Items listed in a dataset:
* * *

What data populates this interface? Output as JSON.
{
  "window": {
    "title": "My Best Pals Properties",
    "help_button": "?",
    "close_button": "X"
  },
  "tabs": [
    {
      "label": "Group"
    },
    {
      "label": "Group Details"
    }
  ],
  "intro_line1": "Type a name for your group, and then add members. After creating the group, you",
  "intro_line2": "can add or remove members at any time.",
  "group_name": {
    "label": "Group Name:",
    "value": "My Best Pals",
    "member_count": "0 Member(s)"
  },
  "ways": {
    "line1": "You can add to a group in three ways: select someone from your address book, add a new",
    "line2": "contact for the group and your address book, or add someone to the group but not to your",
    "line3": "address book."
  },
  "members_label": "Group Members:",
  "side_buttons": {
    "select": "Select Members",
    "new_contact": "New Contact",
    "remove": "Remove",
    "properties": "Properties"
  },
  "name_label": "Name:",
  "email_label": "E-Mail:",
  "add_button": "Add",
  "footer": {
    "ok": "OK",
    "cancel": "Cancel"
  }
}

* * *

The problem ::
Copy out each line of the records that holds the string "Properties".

Answer to the problem ::
    "title": "My Best Pals Properties",
    "properties": "Properties"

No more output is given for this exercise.